One of the knitting projects that has been consuming most of my time since moving has been this wrap, and I’m very excited to be able to share it. This project also has the distinction of being the first knit that I started and finished in our new city.

(Which is also why I get to take photos next to a river, because we have one of those right by our new apartment!)

I made this as a gift for my future mother-in-law, who did a stupendous amount of work in helping us pack for our move, and then generously offered to help us unpack, as well. She didn’t ask for anything in return, but it was such a huge help that I couldn’t not do anything for her. She’s also one of those people who’s almost always too cold, so I knew that a shawl or a wrap would be a good choice.

Cardinia

The pattern is Cardinia, which I first saw knitted up as a sample at my old LYS. I chose it both because it’s a nice, basic knit that doesn’t require a lot of thought, and because it’s constructed in an interesting way.

The shawl is knit from edged to edge, rather than point to point, which means there aren’t that many rows, but each one is LONG. It also uses a deceptively large quantity of yarn, which I didn’t totally realize until I was in the middle of knitting it. Early on in the grey section, I actually said, “Oh, this isn’t using much yarn, maybe I can use the leftovers to make another for myself.”

Ha.

The finished shawl is nearly three full skeins of sock yarn. Because you cast on 280+ stitches at the beginning, it looks like you’ve started knitting the full width of the shawl, but the increases go up to a 300-400 st width by the widest part, and yarn starts to disappear pretty quickly.

It makes a big, cuddly, generously-sized wrap, though, which I think will make it a really wearable gift.

Cardinia

Cardinia

I was a little constrained in what was available to me (I’m still learning about the yarn shops here in Calgary!) so the only way to get the colours I wanted was to knit this in three different bases, with different fiber content, from three different dyers. I must admit, this gave me a bit of an eye twitch. You can sort of tell, but I think only as a knitter – the grey and brown sections have cashmere content, and the pink is a merino/silk blend, so the pink feels a bit rougher by comparison, but it’s not bad.

Cardinia

Cardinia
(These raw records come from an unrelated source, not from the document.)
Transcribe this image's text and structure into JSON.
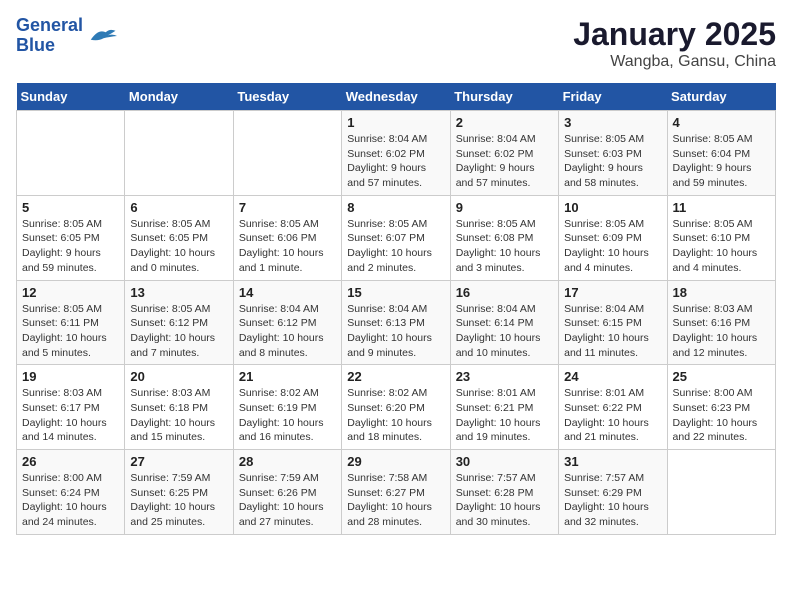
{
  "logo": {
    "line1": "General",
    "line2": "Blue"
  },
  "title": "January 2025",
  "subtitle": "Wangba, Gansu, China",
  "weekdays": [
    "Sunday",
    "Monday",
    "Tuesday",
    "Wednesday",
    "Thursday",
    "Friday",
    "Saturday"
  ],
  "weeks": [
    [
      {
        "day": "",
        "info": ""
      },
      {
        "day": "",
        "info": ""
      },
      {
        "day": "",
        "info": ""
      },
      {
        "day": "1",
        "info": "Sunrise: 8:04 AM\nSunset: 6:02 PM\nDaylight: 9 hours\nand 57 minutes."
      },
      {
        "day": "2",
        "info": "Sunrise: 8:04 AM\nSunset: 6:02 PM\nDaylight: 9 hours\nand 57 minutes."
      },
      {
        "day": "3",
        "info": "Sunrise: 8:05 AM\nSunset: 6:03 PM\nDaylight: 9 hours\nand 58 minutes."
      },
      {
        "day": "4",
        "info": "Sunrise: 8:05 AM\nSunset: 6:04 PM\nDaylight: 9 hours\nand 59 minutes."
      }
    ],
    [
      {
        "day": "5",
        "info": "Sunrise: 8:05 AM\nSunset: 6:05 PM\nDaylight: 9 hours\nand 59 minutes."
      },
      {
        "day": "6",
        "info": "Sunrise: 8:05 AM\nSunset: 6:05 PM\nDaylight: 10 hours\nand 0 minutes."
      },
      {
        "day": "7",
        "info": "Sunrise: 8:05 AM\nSunset: 6:06 PM\nDaylight: 10 hours\nand 1 minute."
      },
      {
        "day": "8",
        "info": "Sunrise: 8:05 AM\nSunset: 6:07 PM\nDaylight: 10 hours\nand 2 minutes."
      },
      {
        "day": "9",
        "info": "Sunrise: 8:05 AM\nSunset: 6:08 PM\nDaylight: 10 hours\nand 3 minutes."
      },
      {
        "day": "10",
        "info": "Sunrise: 8:05 AM\nSunset: 6:09 PM\nDaylight: 10 hours\nand 4 minutes."
      },
      {
        "day": "11",
        "info": "Sunrise: 8:05 AM\nSunset: 6:10 PM\nDaylight: 10 hours\nand 4 minutes."
      }
    ],
    [
      {
        "day": "12",
        "info": "Sunrise: 8:05 AM\nSunset: 6:11 PM\nDaylight: 10 hours\nand 5 minutes."
      },
      {
        "day": "13",
        "info": "Sunrise: 8:05 AM\nSunset: 6:12 PM\nDaylight: 10 hours\nand 7 minutes."
      },
      {
        "day": "14",
        "info": "Sunrise: 8:04 AM\nSunset: 6:12 PM\nDaylight: 10 hours\nand 8 minutes."
      },
      {
        "day": "15",
        "info": "Sunrise: 8:04 AM\nSunset: 6:13 PM\nDaylight: 10 hours\nand 9 minutes."
      },
      {
        "day": "16",
        "info": "Sunrise: 8:04 AM\nSunset: 6:14 PM\nDaylight: 10 hours\nand 10 minutes."
      },
      {
        "day": "17",
        "info": "Sunrise: 8:04 AM\nSunset: 6:15 PM\nDaylight: 10 hours\nand 11 minutes."
      },
      {
        "day": "18",
        "info": "Sunrise: 8:03 AM\nSunset: 6:16 PM\nDaylight: 10 hours\nand 12 minutes."
      }
    ],
    [
      {
        "day": "19",
        "info": "Sunrise: 8:03 AM\nSunset: 6:17 PM\nDaylight: 10 hours\nand 14 minutes."
      },
      {
        "day": "20",
        "info": "Sunrise: 8:03 AM\nSunset: 6:18 PM\nDaylight: 10 hours\nand 15 minutes."
      },
      {
        "day": "21",
        "info": "Sunrise: 8:02 AM\nSunset: 6:19 PM\nDaylight: 10 hours\nand 16 minutes."
      },
      {
        "day": "22",
        "info": "Sunrise: 8:02 AM\nSunset: 6:20 PM\nDaylight: 10 hours\nand 18 minutes."
      },
      {
        "day": "23",
        "info": "Sunrise: 8:01 AM\nSunset: 6:21 PM\nDaylight: 10 hours\nand 19 minutes."
      },
      {
        "day": "24",
        "info": "Sunrise: 8:01 AM\nSunset: 6:22 PM\nDaylight: 10 hours\nand 21 minutes."
      },
      {
        "day": "25",
        "info": "Sunrise: 8:00 AM\nSunset: 6:23 PM\nDaylight: 10 hours\nand 22 minutes."
      }
    ],
    [
      {
        "day": "26",
        "info": "Sunrise: 8:00 AM\nSunset: 6:24 PM\nDaylight: 10 hours\nand 24 minutes."
      },
      {
        "day": "27",
        "info": "Sunrise: 7:59 AM\nSunset: 6:25 PM\nDaylight: 10 hours\nand 25 minutes."
      },
      {
        "day": "28",
        "info": "Sunrise: 7:59 AM\nSunset: 6:26 PM\nDaylight: 10 hours\nand 27 minutes."
      },
      {
        "day": "29",
        "info": "Sunrise: 7:58 AM\nSunset: 6:27 PM\nDaylight: 10 hours\nand 28 minutes."
      },
      {
        "day": "30",
        "info": "Sunrise: 7:57 AM\nSunset: 6:28 PM\nDaylight: 10 hours\nand 30 minutes."
      },
      {
        "day": "31",
        "info": "Sunrise: 7:57 AM\nSunset: 6:29 PM\nDaylight: 10 hours\nand 32 minutes."
      },
      {
        "day": "",
        "info": ""
      }
    ]
  ]
}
If I had to knit this again (and I might, I’m a sucker for yarnovers on stockinette), I think I’d leave one marker in the center for the stockinette portion, to help me keep track of the center again for the middle lace portion. Otherwise, I think this pattern is a total winner, and I’m really pleased with the finished product – I almost like it too much to give away!